2. Permutations of a Scale
However what we are learning to use here in Western modal improvisation is a more limited concept.
Here’s what happened in Western music: medieval composers of Gregorian chant music used a seven tone scale. Making the same discovery you just made, they arranged the tones in different church modes to reflect the moods of the text.
At first these modes were merely assigned numbers, but later medieval musicologists likened them to the ancient Greek modes (which they are not) that they read about in books and gave them their Greek names. So now we have the following system:
So, behind the scary Greek modal names, there actually lurks a very simple principle. Of course you can modulate this system to any major scale. And that’s it.

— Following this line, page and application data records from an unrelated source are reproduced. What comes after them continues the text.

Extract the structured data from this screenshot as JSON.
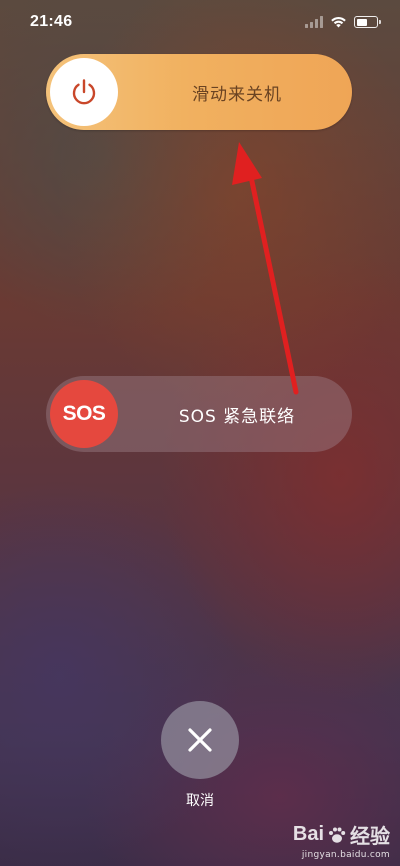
{
  "status_bar": {
    "time": "21:46",
    "icons": [
      "cellular-signal-icon",
      "wifi-icon",
      "battery-icon"
    ]
  },
  "power_slider": {
    "label": "滑动来关机",
    "icon": "power-icon",
    "colors": {
      "track": "#f1b160",
      "knob": "#ffffff",
      "icon": "#c9472a"
    }
  },
  "sos_slider": {
    "knob_text": "SOS",
    "label": "SOS 紧急联络",
    "colors": {
      "knob": "#e5483e"
    }
  },
  "cancel": {
    "label": "取消",
    "icon": "close-icon"
  },
  "annotation": {
    "icon": "red-arrow",
    "color": "#e02020"
  },
  "watermark": {
    "brand_left": "Bai",
    "brand_right": "经验",
    "url": "jingyan.baidu.com",
    "icon": "paw-icon"
  }
}
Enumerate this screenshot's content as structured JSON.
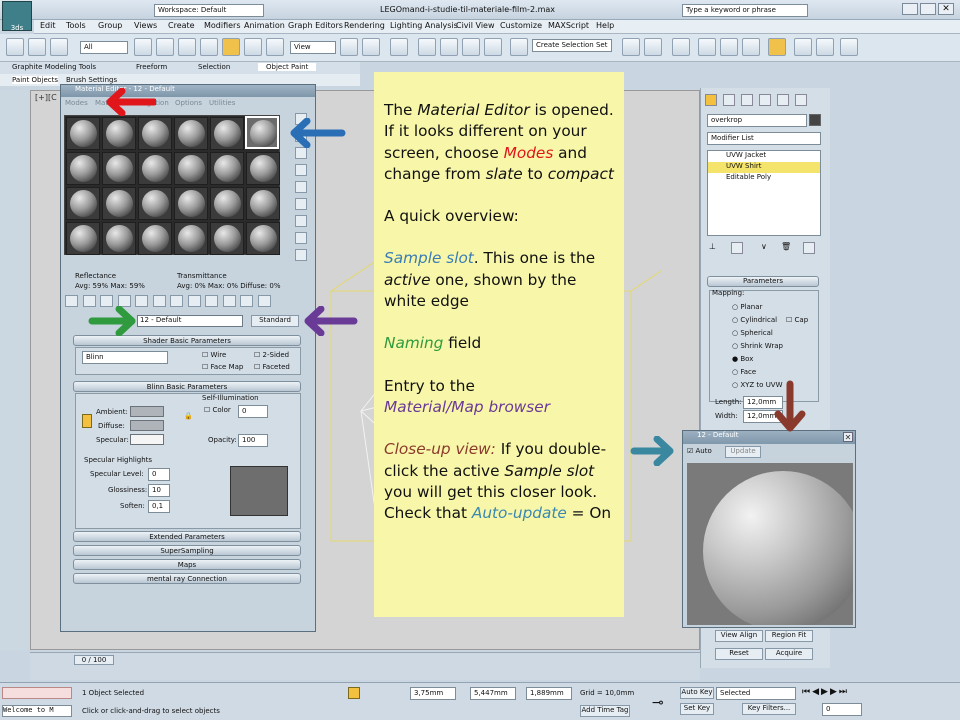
{
  "titlebar": {
    "app_title": "LEGOmand-i-studie-til-materiale-film-2.max",
    "workspace": "Workspace: Default",
    "search_placeholder": "Type a keyword or phrase"
  },
  "menu": [
    "Edit",
    "Tools",
    "Group",
    "Views",
    "Create",
    "Modifiers",
    "Animation",
    "Graph Editors",
    "Rendering",
    "Lighting Analysis",
    "Civil View",
    "Customize",
    "MAXScript",
    "Help"
  ],
  "toolbar": {
    "filter": "All",
    "view": "View",
    "selection_set": "Create Selection Set"
  },
  "ribbon": {
    "tabs": [
      "Graphite Modeling Tools",
      "Freeform",
      "Selection",
      "Object Paint"
    ],
    "subtabs": [
      "Paint Objects",
      "Brush Settings"
    ]
  },
  "viewport_label": "[+][C",
  "material_editor": {
    "title": "Material Editor - 12 - Default",
    "menu": [
      "Modes",
      "Material",
      "Navigation",
      "Options",
      "Utilities"
    ],
    "reflectance_label": "Reflectance",
    "reflectance_vals": "Avg: 59% Max: 59%",
    "transmittance_label": "Transmittance",
    "transmittance_vals": "Avg:   0% Max:  0%   Diffuse:   0%",
    "name": "12 - Default",
    "type_button": "Standard",
    "shader_rollout": "Shader Basic Parameters",
    "shader": "Blinn",
    "wire": "Wire",
    "two_sided": "2-Sided",
    "face_map": "Face Map",
    "faceted": "Faceted",
    "blinn_rollout": "Blinn Basic Parameters",
    "self_illum": "Self-Illumination",
    "color": "Color",
    "color_val": "0",
    "ambient": "Ambient:",
    "diffuse": "Diffuse:",
    "specular": "Specular:",
    "opacity": "Opacity:",
    "opacity_val": "100",
    "spec_highlights": "Specular Highlights",
    "spec_level": "Specular Level:",
    "spec_level_val": "0",
    "glossiness": "Glossiness:",
    "glossiness_val": "10",
    "soften": "Soften:",
    "soften_val": "0,1",
    "rollouts": [
      "Extended Parameters",
      "SuperSampling",
      "Maps",
      "mental ray Connection"
    ]
  },
  "modifier_panel": {
    "object_name": "overkrop",
    "modifier_list": "Modifier List",
    "stack": [
      "UVW Jacket",
      "UVW Shirt",
      "Editable Poly"
    ],
    "parameters": "Parameters",
    "mapping": "Mapping:",
    "options": [
      "Planar",
      "Cylindrical",
      "Spherical",
      "Shrink Wrap",
      "Box",
      "Face",
      "XYZ to UVW"
    ],
    "cap": "Cap",
    "length_label": "Length:",
    "length_val": "12,0mm",
    "width_label": "Width:",
    "width_val": "12,0mm",
    "view_align": "View Align",
    "region_fit": "Region Fit",
    "reset": "Reset",
    "acquire": "Acquire"
  },
  "closeup": {
    "title": "12 - Default",
    "auto": "Auto",
    "update": "Update"
  },
  "instructions": {
    "p1_a": "The ",
    "p1_b": "Material Editor",
    "p1_c": " is opened. If it looks different  on your screen, choose ",
    "p1_d": "Modes",
    "p1_e": " and change from ",
    "p1_f": "slate",
    "p1_g": " to ",
    "p1_h": "compact",
    "p2": "A quick overview:",
    "p3_a": "Sample slot",
    "p3_b": ". This one is the ",
    "p3_c": "active",
    "p3_d": " one, shown by the white edge",
    "p4_a": "Naming",
    "p4_b": " field",
    "p5_a": "Entry to the",
    "p5_b": "Material/Map browser",
    "p6_a": "Close-up view:",
    "p6_b": " If you double-click the active ",
    "p6_c": "Sample slot",
    "p6_d": " you will get this closer look. Check that ",
    "p6_e": "Auto-update",
    "p6_f": " = On"
  },
  "status": {
    "timeline": "0 / 100",
    "selected": "1 Object Selected",
    "prompt": "Click or click-and-drag to select objects",
    "x_val": "3,75mm",
    "y_val": "5,447mm",
    "z_val": "1,889mm",
    "grid": "Grid = 10,0mm",
    "auto_key": "Auto Key",
    "set_key": "Set Key",
    "selected_dd": "Selected",
    "key_filters": "Key Filters...",
    "add_time_tag": "Add Time Tag",
    "welcome": "Welcome to M",
    "frame": "0"
  },
  "colors": {
    "instructions_bg": "#f8f7a9",
    "arrow_red": "#e0161b",
    "arrow_blue": "#2a6fb5",
    "arrow_green": "#2f9a3e",
    "arrow_purple": "#6a3a97",
    "arrow_teal": "#3a88a0",
    "arrow_brown": "#8a3a2c"
  }
}
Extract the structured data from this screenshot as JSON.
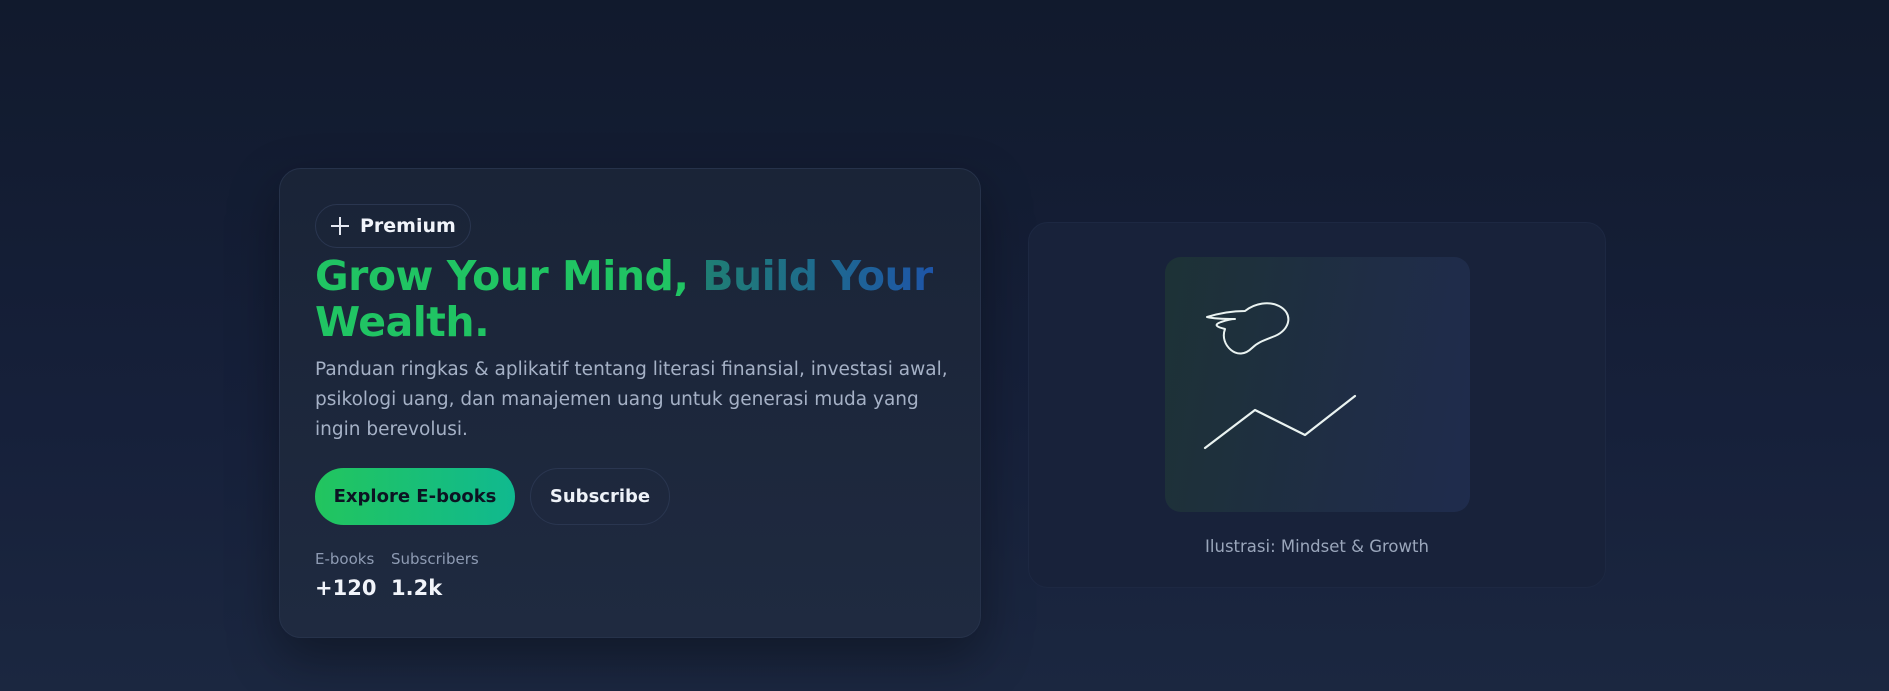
{
  "hero": {
    "badge_label": "Premium",
    "headline_part1": "Grow Your Mind,",
    "headline_part2": "Build Your",
    "headline_part3": "Wealth.",
    "description": "Panduan ringkas & aplikatif tentang literasi finansial, investasi awal, psikologi uang, dan manajemen uang untuk generasi muda yang ingin berevolusi.",
    "primary_button": "Explore E-books",
    "secondary_button": "Subscribe",
    "stats": [
      {
        "label": "E-books",
        "value": "+120"
      },
      {
        "label": "Subscribers",
        "value": "1.2k"
      }
    ]
  },
  "illustration": {
    "caption": "Ilustrasi: Mindset & Growth",
    "icon": "brain-and-growth-line"
  },
  "colors": {
    "accent_green": "#22c55e",
    "accent_teal": "#10b98f",
    "accent_blue": "#1e55a8",
    "background": "#111a2d",
    "card": "#1a2437"
  }
}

So what’s up with B and C?
Yes, I’m sure you’ve noticed that the modes beginning on B (Locrian) and C (Ionian) are included in the chart. And quite possibly you didn’t resist the temptation to try them out – even though I recommended otherwise. (And you thought I wasn’t listening!)

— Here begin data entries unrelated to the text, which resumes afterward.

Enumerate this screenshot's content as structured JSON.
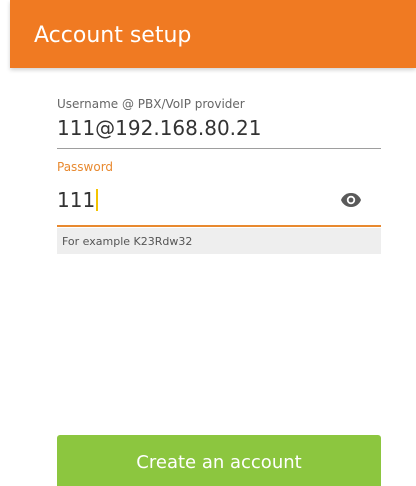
{
  "header": {
    "title": "Account setup",
    "color": "#f07a22"
  },
  "form": {
    "username": {
      "label": "Username @ PBX/VoIP provider",
      "value": "111@192.168.80.21"
    },
    "password": {
      "label": "Password",
      "value": "111",
      "accent_color": "#e8892f",
      "toggle_icon": "eye-icon"
    },
    "hint": "For example K23Rdw32"
  },
  "actions": {
    "create_label": "Create an account",
    "create_color": "#8cc63f"
  }
}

Here’s the deal with Locrian: it sounds really strange. Disturbing. The biggest reason is that there’s no fifth. Yes, you can count up five notes from B and you’ll find F. But play them together:
That’s a tri-tone, my friends. In the Middle Ages, known as the Devil’s interval. So if you want to create a twisted, bizarre metal riff, go for Locrian.
That’s your tried-and-true Joe Vanilla major scale. The first scale you ever learned. What’s wrong with that? It should be the easiest.
The major scale, truth-be-told, is one of the most difficult scales for modal improvisation!
What!? Well, it all has to do with the tonal gravity we were talking about earlier. You see, the major scale has a very restless quality. It wants to keep moving and resolving, but never really quite gets there. That’s why classical symphonies go on and on and on.
Since that natural tonal gravity wants to pull the drone around to different chord tones (mostly the IV and V) improvisations over a drone in C simply seem flat.
One way around it is to lop off the “offending” tones that cause the restlessness in the major scale. That produces the major pentatonic scale. You can learn more about improvising with this amazing scale when you open the vault of our Pentatonic Archives.
Modal improvisation is one of those great musical gifts that can sound beautiful almost from the beginning, and continue to grow. You can take it as far as you want: just ask John Coltrane or Steve Vai.
When you’re improvising in a mode, go slowly and listen to the relationship between the melody and the drone. Then try moving drones.
Once you’ve fully absorbed the modal sound in C major, practice the modes as scales or as arpeggiated triads in as many keys as possible.
Once you’ve sensitized your ears to the dynamics of tonal gravity, you can return to chord progressions, where you change modes when you change chords. For example, the Dorian mode sounds awesome with minor chords, and the Mixolydian mode rocks the seventh chords.
Even if you never take your modal improv beyond the white keys on the piano, there is so much to discover about how pitches relate to each other. So modal is nothing to fear – enjoy the infinite benefits to your ears, and to your new found ability to create meaningful new melodies.